The first week in June every year is Senior’s Week in British Columbia. As proclaimed by the province, one of the purposes of Senior’s Week is to recognize that “seniors are a diverse population within a society that supports its members throughout the life continuum, and recognizes individual rights to dignity, respect, autonomy, and choice.”
This recognition is more important now than at any time since the proclamation of this week almost two decades ago. In the past 15 months, our most vulnerable seniors living in long-term care homes across the province have borne the brunt of COVID-19.
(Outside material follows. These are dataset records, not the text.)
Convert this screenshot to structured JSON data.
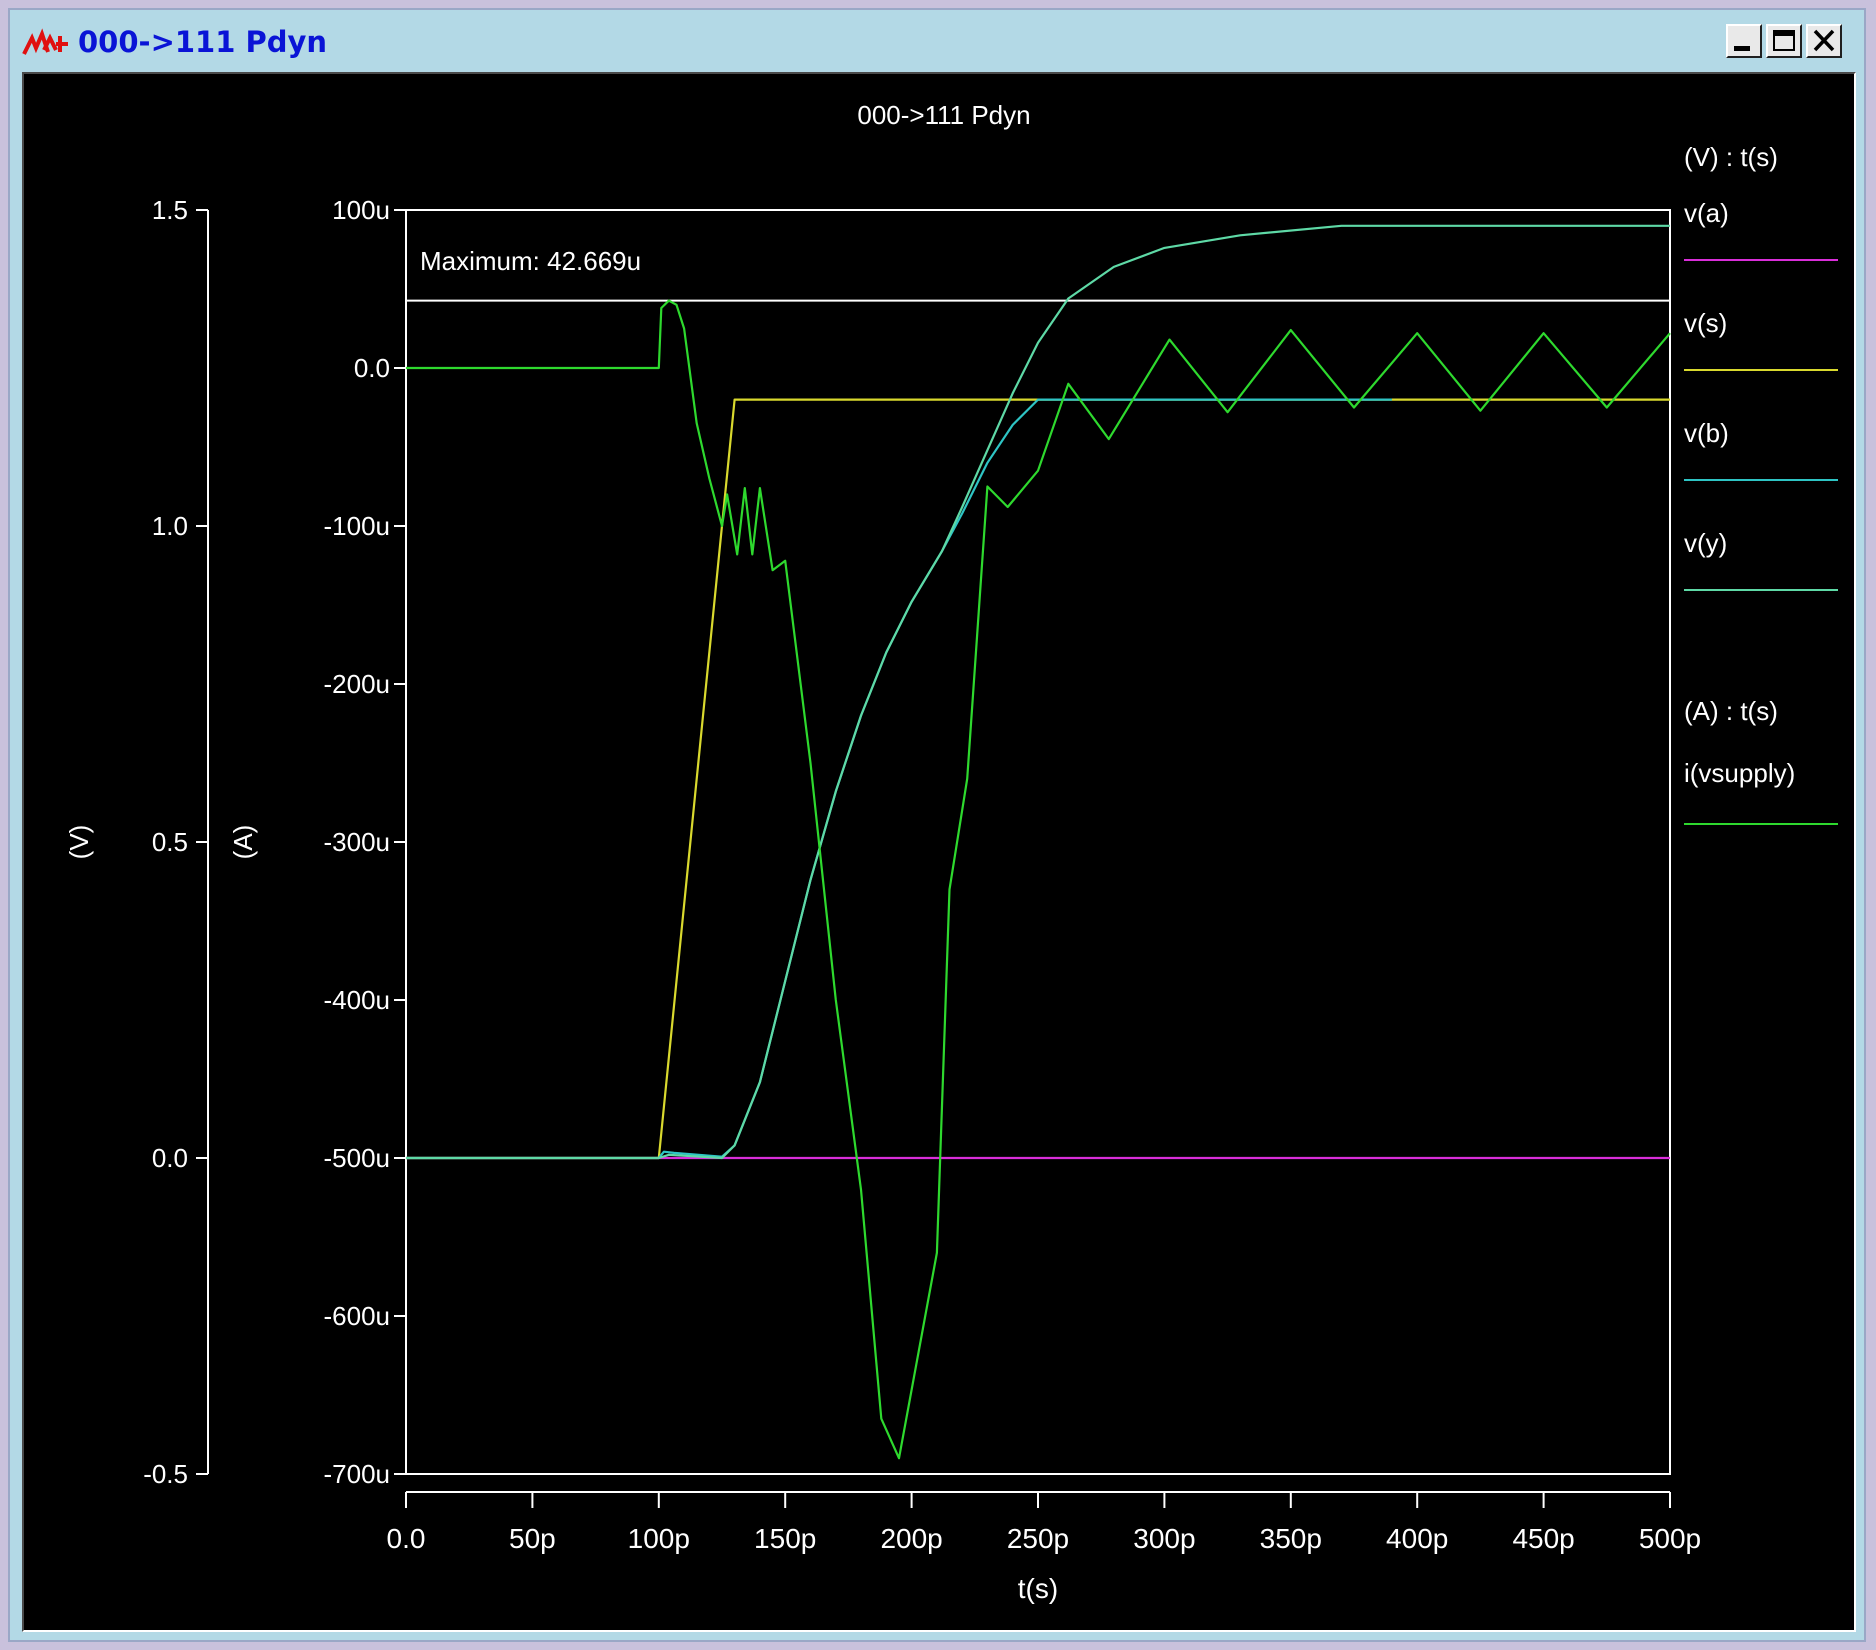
{
  "window": {
    "title": "000->111 Pdyn",
    "icon": "waveform-app-icon",
    "controls": [
      "minimize",
      "maximize",
      "close"
    ]
  },
  "colors": {
    "titlebar_bg": "#b3d9e6",
    "title_text": "#0a14d6",
    "plot_bg": "#000000",
    "v_a": "#d92ed9",
    "v_s": "#d9d92e",
    "v_b": "#2ec4c4",
    "v_y": "#5ed9a6",
    "i_vsupply": "#2ed92e"
  },
  "chart_data": {
    "type": "line",
    "title": "000->111 Pdyn",
    "xlabel": "t(s)",
    "x_tick_labels": [
      "0.0",
      "50p",
      "100p",
      "150p",
      "200p",
      "250p",
      "300p",
      "350p",
      "400p",
      "450p",
      "500p"
    ],
    "xlim": [
      0,
      500
    ],
    "x_unit": "ps",
    "left_axis": {
      "label": "(V)",
      "ylim": [
        -0.5,
        1.5
      ],
      "tick_labels": [
        "1.5",
        "1.0",
        "0.5",
        "0.0",
        "-0.5"
      ]
    },
    "right_axis": {
      "label": "(A)",
      "ylim": [
        -700,
        100
      ],
      "tick_labels": [
        "100u",
        "0.0",
        "-100u",
        "-200u",
        "-300u",
        "-400u",
        "-500u",
        "-600u",
        "-700u"
      ]
    },
    "annotation": {
      "text": "Maximum: 42.669u",
      "value_uA": 42.669
    },
    "legend": {
      "placement": "right",
      "voltage_header": "(V) : t(s)",
      "current_header": "(A) : t(s)"
    },
    "series": [
      {
        "name": "v(a)",
        "axis": "V",
        "color": "#d92ed9",
        "points": [
          [
            0,
            0
          ],
          [
            500,
            0
          ]
        ]
      },
      {
        "name": "v(s)",
        "axis": "V",
        "color": "#d9d92e",
        "points": [
          [
            0,
            0
          ],
          [
            100,
            0
          ],
          [
            130,
            1.2
          ],
          [
            500,
            1.2
          ]
        ]
      },
      {
        "name": "v(b)",
        "axis": "V",
        "color": "#2ec4c4",
        "points": [
          [
            0,
            0
          ],
          [
            100,
            0
          ],
          [
            102,
            0.01
          ],
          [
            106,
            0.008
          ],
          [
            125,
            0.002
          ],
          [
            130,
            0.02
          ],
          [
            140,
            0.12
          ],
          [
            150,
            0.28
          ],
          [
            160,
            0.44
          ],
          [
            170,
            0.58
          ],
          [
            180,
            0.7
          ],
          [
            190,
            0.8
          ],
          [
            200,
            0.88
          ],
          [
            212,
            0.96
          ],
          [
            220,
            1.02
          ],
          [
            230,
            1.1
          ],
          [
            240,
            1.16
          ],
          [
            250,
            1.2
          ],
          [
            260,
            1.2
          ],
          [
            270,
            1.2
          ],
          [
            300,
            1.2
          ],
          [
            390,
            1.2
          ]
        ]
      },
      {
        "name": "v(y)",
        "axis": "V",
        "color": "#5ed9a6",
        "points": [
          [
            0,
            0
          ],
          [
            100,
            0
          ],
          [
            104,
            0.005
          ],
          [
            125,
            0.0
          ],
          [
            130,
            0.02
          ],
          [
            140,
            0.12
          ],
          [
            150,
            0.28
          ],
          [
            160,
            0.44
          ],
          [
            170,
            0.58
          ],
          [
            180,
            0.7
          ],
          [
            190,
            0.8
          ],
          [
            200,
            0.88
          ],
          [
            212,
            0.96
          ],
          [
            220,
            1.03
          ],
          [
            230,
            1.12
          ],
          [
            240,
            1.21
          ],
          [
            250,
            1.29
          ],
          [
            262,
            1.36
          ],
          [
            280,
            1.41
          ],
          [
            300,
            1.44
          ],
          [
            330,
            1.46
          ],
          [
            370,
            1.475
          ],
          [
            500,
            1.475
          ]
        ]
      },
      {
        "name": "i(vsupply)",
        "axis": "A",
        "color": "#2ed92e",
        "points": [
          [
            0,
            0
          ],
          [
            100,
            0
          ],
          [
            101,
            38
          ],
          [
            104,
            42.669
          ],
          [
            107,
            40
          ],
          [
            110,
            25
          ],
          [
            115,
            -35
          ],
          [
            120,
            -70
          ],
          [
            125,
            -100
          ],
          [
            127,
            -80
          ],
          [
            131,
            -118
          ],
          [
            134,
            -76
          ],
          [
            137,
            -118
          ],
          [
            140,
            -76
          ],
          [
            145,
            -128
          ],
          [
            150,
            -122
          ],
          [
            160,
            -250
          ],
          [
            170,
            -400
          ],
          [
            180,
            -520
          ],
          [
            188,
            -665
          ],
          [
            195,
            -690
          ],
          [
            210,
            -560
          ],
          [
            215,
            -330
          ],
          [
            222,
            -260
          ],
          [
            230,
            -75
          ],
          [
            238,
            -88
          ],
          [
            250,
            -65
          ],
          [
            262,
            -10
          ],
          [
            278,
            -45
          ],
          [
            302,
            18
          ],
          [
            325,
            -28
          ],
          [
            350,
            24
          ],
          [
            375,
            -25
          ],
          [
            400,
            22
          ],
          [
            425,
            -27
          ],
          [
            450,
            22
          ],
          [
            475,
            -25
          ],
          [
            500,
            22
          ]
        ]
      }
    ]
  }
}
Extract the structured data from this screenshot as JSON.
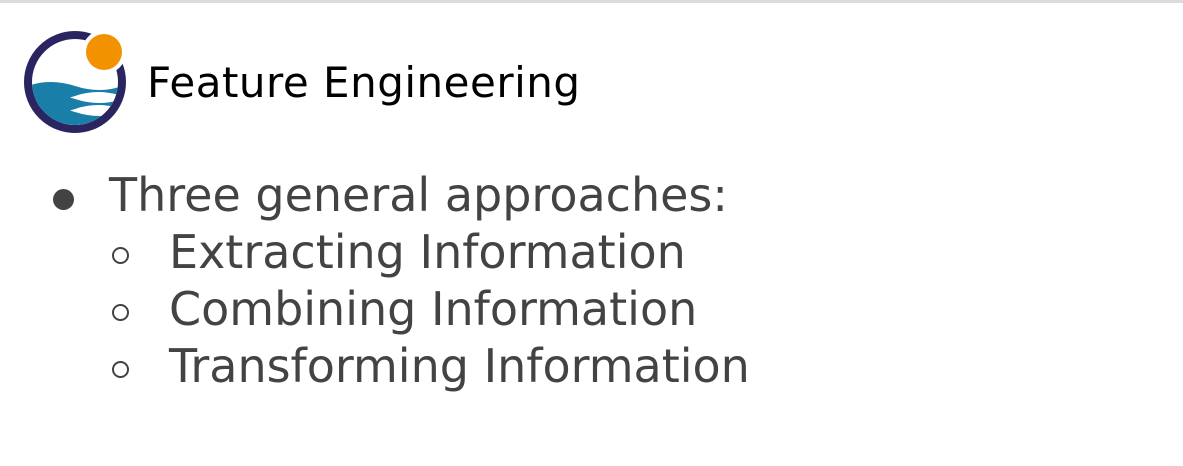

As the restrictions around COVID-19 begin to lift and as we realize the toll that COVID-19 has taken on our seniors, it is high time that we redouble our efforts to recognize and care for our seniors in meaningful ways. We can do this as individuals by visiting elderly relatives, helping our elderly neighbour with their yard work, or simply showing special concern for the seniors that we pass by in the grocery store.
But we must do this as a society as well by recognizing the essential nature of informal caregiving and by respecting choice in long-term care.
Late last year, an NDP MPP in Ontario introduced the “More Than a Visitor Act” in the Ontario Legislature. This legislation would recognize the indispensable physical, emotional, mental, and spiritual care that family members, neighbours, and friends provide to seniors in long-term care. It would allow informal caregivers to continue their caregiving role throughout an emergency or pandemic, times in which seniors stand in greatest need of care. The BC Seniors’ Advocate is calling for similar legislation.
Such legislation, if it had been in place before COVID-19, would have ensured that seniors were better cared for throughout of the pandemic. Instead, they were isolated from friends and family for months on end while long-term care staff struggled to keep up and dealt with systemic burnout. British Columbia would do well to introduce legislation ensuring visitor access to long-term care if it really intends to “support its members throughout the life continuum.”
The government of British Columbia should also give greater recognition to the diversity of long-term care homes in our province. In his bid to be re-elected as premier in 2020, John Horgan stated that his goal would be to transition to a fully public system of long-term care. Although likely rooted in good intentions to improve long-term care outcomes, this plan fails to recognize the excellent work of many private institutions and violates the principles of autonomy and choice Senior’s Week is meant to promote.
Thousands of seniors in British Columbia choose a private long-term care home for a variety of reasons. Some long-term care homes specialize in providing culturally appropriate care to Indigenous seniors. In my home community of Abbotsford, faith groups have started long-term care homes such as Menno Home to ensure that seniors and their families can receive care from an explicitly Christian perspective. Transitioning to an exclusively public system of long-term care prevents seniors from accessing such culturally or religiously appropriate care that many seniors desire. Our government and our society must promote choice in long-term care.
We all have a part to play in celebrating and caring for our seniors. Let’s do our best to ensure that care for seniors is done right as we move past Senior’s Week for another year and strive to make tangible improvements for the months and years to come.
Levi Minderhoud is the British Columbia Manager for the Association for Reformed Political Action (ARPA) Canada.